### REQUIRED WORK
Of the entries below, copy only those lines that contain the word "flag".

### STORED DATA
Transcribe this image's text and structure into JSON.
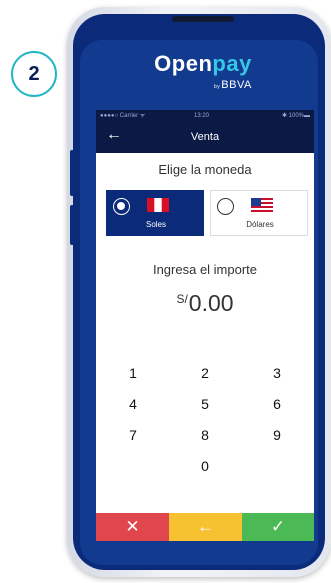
{
  "step": {
    "number": "2",
    "accent_color": "#22b7c4"
  },
  "logo": {
    "word_main": "Open",
    "word_accent": "pay",
    "by": "by",
    "sub": "BBVA",
    "accent_color": "#36c6e8"
  },
  "status_bar": {
    "carrier": "●●●●○ Carrier ᯤ",
    "time": "13:20",
    "battery": "✱ 100%▬"
  },
  "nav": {
    "back_icon": "←",
    "title": "Venta"
  },
  "currency": {
    "prompt": "Elige la moneda",
    "options": [
      {
        "label": "Soles",
        "selected": true,
        "flag": "peru-flag-icon"
      },
      {
        "label": "Dólares",
        "selected": false,
        "flag": "usa-flag-icon"
      }
    ]
  },
  "amount": {
    "prompt": "Ingresa el importe",
    "symbol": "S/",
    "value": "0.00"
  },
  "keypad": {
    "keys": [
      "1",
      "2",
      "3",
      "4",
      "5",
      "6",
      "7",
      "8",
      "9",
      "0"
    ]
  },
  "actions": {
    "cancel": {
      "icon": "✕",
      "color": "#e0474c"
    },
    "delete": {
      "icon": "←",
      "color": "#f6c232"
    },
    "confirm": {
      "icon": "✓",
      "color": "#4bb954"
    }
  }
}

### THE COMPLETED TASK
        "flag": "peru-flag-icon"
        "flag": "usa-flag-icon"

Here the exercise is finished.